UTA Chemistry Professor Sandy Dasgupta says it’s not usually explosive, but if a fire started near the anhydrous ammonia, the heat could have caused it to expand in the tank.

“When the tank exceeds its containment temperature it would explode.  The gas would come out and mix with the fire then the ammonia would explode,” said Dasgupta.

The newly confirmed presence of ammonium nitrate presents the possibility of an even bigger blast.  It’s very volatile if heated, and has been used as an oxidizing agent in homemade bombs like the one that killed more than 160 people outside an Oklahoma City courthouse, 18 years ago today. 

“Ammonium nitrate can go off all on its own if it’s heated to the right temperature.  If you had a fire for some other reason and you had ammonium nitrate in it, it would be almost impossible to put out,” Dasgupta said.

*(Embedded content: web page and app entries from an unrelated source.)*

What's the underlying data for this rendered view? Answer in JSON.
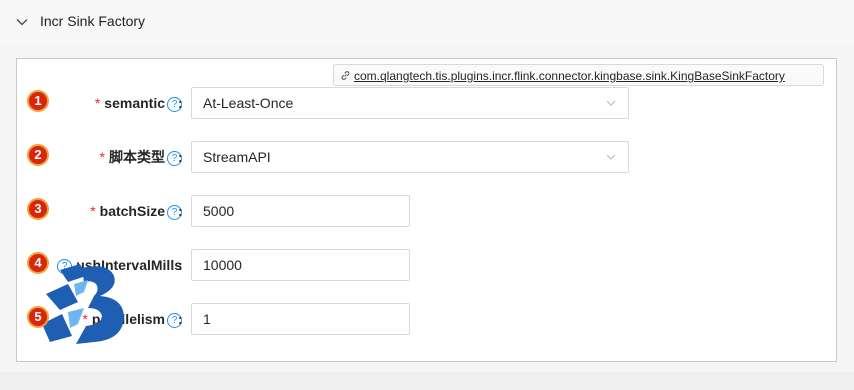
{
  "section": {
    "title": "Incr Sink Factory"
  },
  "plugin_class": "com.qlangtech.tis.plugins.incr.flink.connector.kingbase.sink.KingBaseSinkFactory",
  "fields": [
    {
      "index": "1",
      "label": "semantic",
      "required": "*",
      "type": "select",
      "value": "At-Least-Once"
    },
    {
      "index": "2",
      "label": "脚本类型",
      "required": "*",
      "type": "select",
      "value": "StreamAPI"
    },
    {
      "index": "3",
      "label": "batchSize",
      "required": "*",
      "type": "input",
      "value": "5000"
    },
    {
      "index": "4",
      "label": "ushIntervalMills",
      "required": "",
      "type": "input",
      "value": "10000"
    },
    {
      "index": "5",
      "label": "parallelism",
      "required": "*",
      "type": "input",
      "value": "1"
    }
  ],
  "help_glyph": "?",
  "colon": ":",
  "colors": {
    "badge": "#d8260d",
    "badge_ring": "#f0a13a",
    "required": "#f5222d",
    "help": "#1890ff",
    "logo": "#1e5fb4"
  },
  "icons": {
    "collapse": "chevron-down-icon",
    "link": "link-icon",
    "help": "question-circle-icon",
    "select": "chevron-down-icon"
  }
}
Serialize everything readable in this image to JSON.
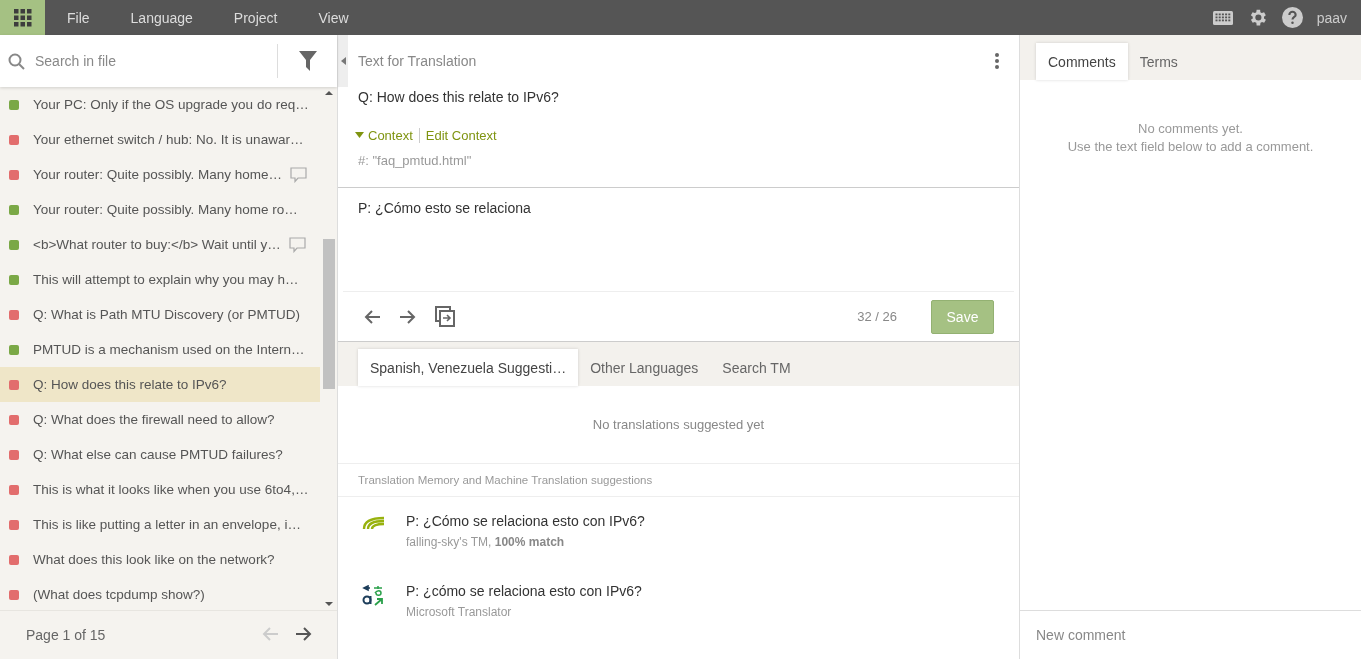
{
  "menu": {
    "items": [
      "File",
      "Language",
      "Project",
      "View"
    ],
    "user": "paav"
  },
  "search": {
    "placeholder": "Search in file"
  },
  "strings": [
    {
      "text": "Your PC: Only if the OS upgrade you do req…",
      "color": "#7aa846",
      "has_comment": false,
      "selected": false
    },
    {
      "text": "Your ethernet switch / hub: No. It is unawar…",
      "color": "#e26d6d",
      "has_comment": false,
      "selected": false
    },
    {
      "text": "Your router: Quite possibly. Many home…",
      "color": "#e26d6d",
      "has_comment": true,
      "selected": false
    },
    {
      "text": "Your router: Quite possibly. Many home ro…",
      "color": "#7aa846",
      "has_comment": false,
      "selected": false
    },
    {
      "text": "<b>What router to buy:</b> Wait until y…",
      "color": "#7aa846",
      "has_comment": true,
      "selected": false
    },
    {
      "text": "This will attempt to explain why you may h…",
      "color": "#7aa846",
      "has_comment": false,
      "selected": false
    },
    {
      "text": "Q: What is Path MTU Discovery (or PMTUD)",
      "color": "#e26d6d",
      "has_comment": false,
      "selected": false
    },
    {
      "text": "PMTUD is a mechanism used on the Intern…",
      "color": "#7aa846",
      "has_comment": false,
      "selected": false
    },
    {
      "text": "Q: How does this relate to IPv6?",
      "color": "#e26d6d",
      "has_comment": false,
      "selected": true
    },
    {
      "text": "Q: What does the firewall need to allow?",
      "color": "#e26d6d",
      "has_comment": false,
      "selected": false
    },
    {
      "text": "Q: What else can cause PMTUD failures?",
      "color": "#e26d6d",
      "has_comment": false,
      "selected": false
    },
    {
      "text": "This is what it looks like when you use 6to4,…",
      "color": "#e26d6d",
      "has_comment": false,
      "selected": false
    },
    {
      "text": "This is like putting a letter in an envelope, i…",
      "color": "#e26d6d",
      "has_comment": false,
      "selected": false
    },
    {
      "text": "What does this look like on the network?",
      "color": "#e26d6d",
      "has_comment": false,
      "selected": false
    },
    {
      "text": "(What does tcpdump show?)",
      "color": "#e26d6d",
      "has_comment": false,
      "selected": false
    }
  ],
  "pager": {
    "label": "Page 1 of 15",
    "prev_disabled": true,
    "next_disabled": false
  },
  "editor": {
    "title": "Text for Translation",
    "source": "Q: How does this relate to IPv6?",
    "context_toggle": "Context",
    "context_expanded": true,
    "edit_context": "Edit Context",
    "context": "#: \"faq_pmtud.html\"",
    "translation": "P: ¿Cómo esto se relaciona",
    "counter": "32 / 26",
    "save": "Save"
  },
  "suggestion_tabs": [
    {
      "label": "Spanish, Venezuela Suggesti…",
      "selected": true
    },
    {
      "label": "Other Languages",
      "selected": false
    },
    {
      "label": "Search TM",
      "selected": false
    }
  ],
  "no_suggestions": "No translations suggested yet",
  "machine_header": "Translation Memory and Machine Translation suggestions",
  "machine_suggestions": [
    {
      "kind": "tm",
      "text": "P: ¿Cómo se relaciona esto con IPv6?",
      "source": "falling-sky's TM, **100% match**"
    },
    {
      "kind": "mt",
      "text": "P: ¿cómo se relaciona esto con IPv6?",
      "source": "Microsoft Translator"
    }
  ],
  "side_tabs": [
    {
      "label": "Comments",
      "selected": true
    },
    {
      "label": "Terms",
      "selected": false
    }
  ],
  "comments_empty": [
    "No comments yet.",
    "Use the text field below to add a comment."
  ],
  "comment_field": {
    "placeholder": "New comment"
  }
}
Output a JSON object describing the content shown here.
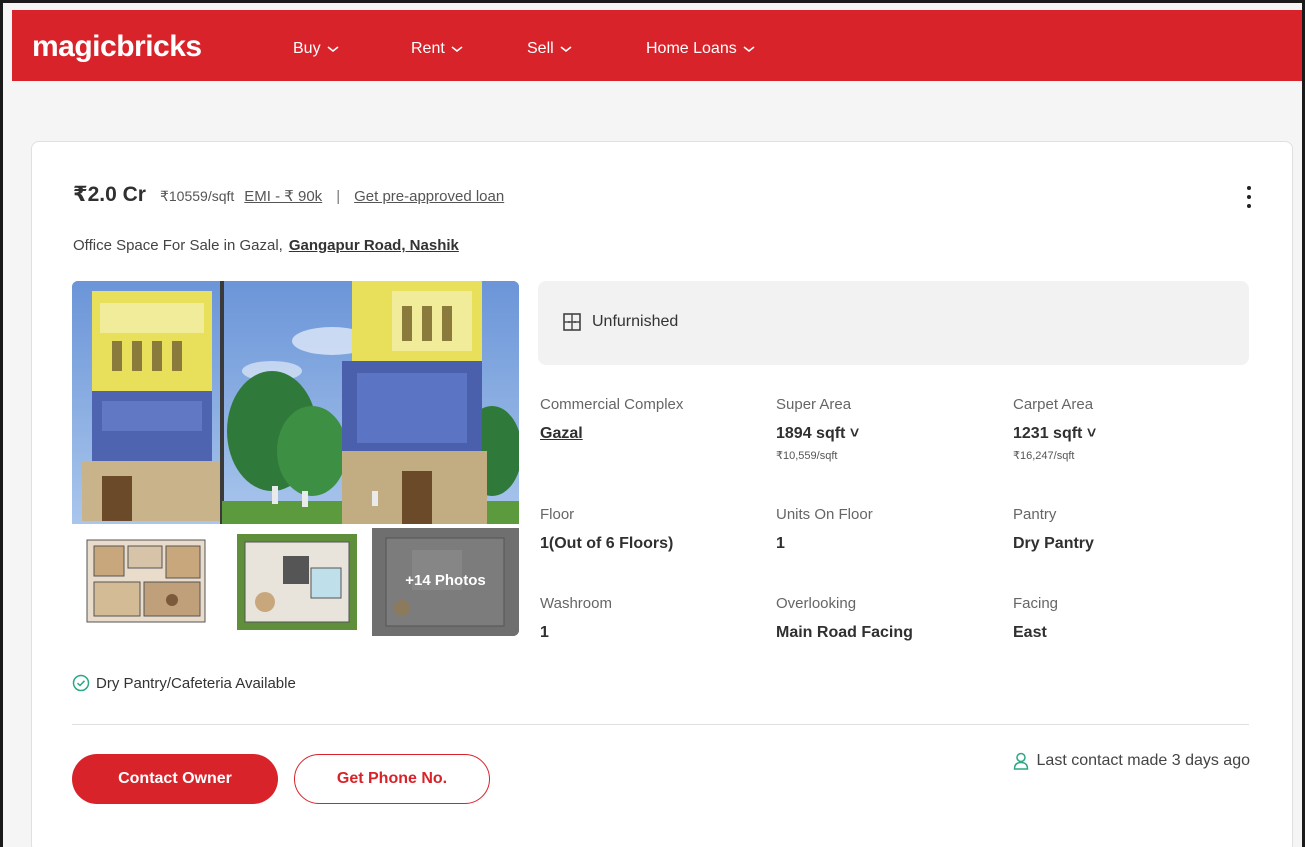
{
  "header": {
    "logo": "magicbricks",
    "nav": [
      {
        "label": "Buy"
      },
      {
        "label": "Rent"
      },
      {
        "label": "Sell"
      },
      {
        "label": "Home Loans"
      }
    ]
  },
  "listing": {
    "price": "₹2.0 Cr",
    "price_per_sqft": "₹10559/sqft",
    "emi": "EMI - ₹ 90k",
    "separator": "|",
    "loan_link": "Get pre-approved loan",
    "subtitle_prefix": "Office Space For Sale in Gazal,",
    "location": "Gangapur Road, Nashik",
    "photos_count": "+14 Photos",
    "furnishing": "Unfurnished",
    "specs": {
      "commercial_complex": {
        "label": "Commercial Complex",
        "value": "Gazal"
      },
      "super_area": {
        "label": "Super Area",
        "value": "1894 sqft",
        "sub": "₹10,559/sqft"
      },
      "carpet_area": {
        "label": "Carpet Area",
        "value": "1231 sqft",
        "sub": "₹16,247/sqft"
      },
      "floor": {
        "label": "Floor",
        "value": "1(Out of 6 Floors)"
      },
      "units_on_floor": {
        "label": "Units On Floor",
        "value": "1"
      },
      "pantry": {
        "label": "Pantry",
        "value": "Dry Pantry"
      },
      "washroom": {
        "label": "Washroom",
        "value": "1"
      },
      "overlooking": {
        "label": "Overlooking",
        "value": "Main Road Facing"
      },
      "facing": {
        "label": "Facing",
        "value": "East"
      }
    },
    "amenity": "Dry Pantry/Cafeteria Available",
    "contact_button": "Contact Owner",
    "phone_button": "Get Phone No.",
    "last_contact": "Last contact made 3 days ago"
  },
  "colors": {
    "brand": "#d8232a",
    "accent_green": "#2aa784"
  }
}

Professor Dasgupta says he doesn’t know exactly what happened in this case but he’s concerned about old plants that are grandfathered into populated locations, especially in small towns like West.

“I wouldn’t want to have that plant in my residential area,” he said.  “That’s for sure.”

He hopes the tragedy in West is a wake-up call for other communities to take a look at industrial sites that have just “always been there.” 

Former KERA staffer Shelley Kofler was news director, managing editor and senior reporter. She is an award-winning reporter and television producer who previously served as the Austin bureau chief and legislative reporter for North Texas ABC affiliate WFAA-TV.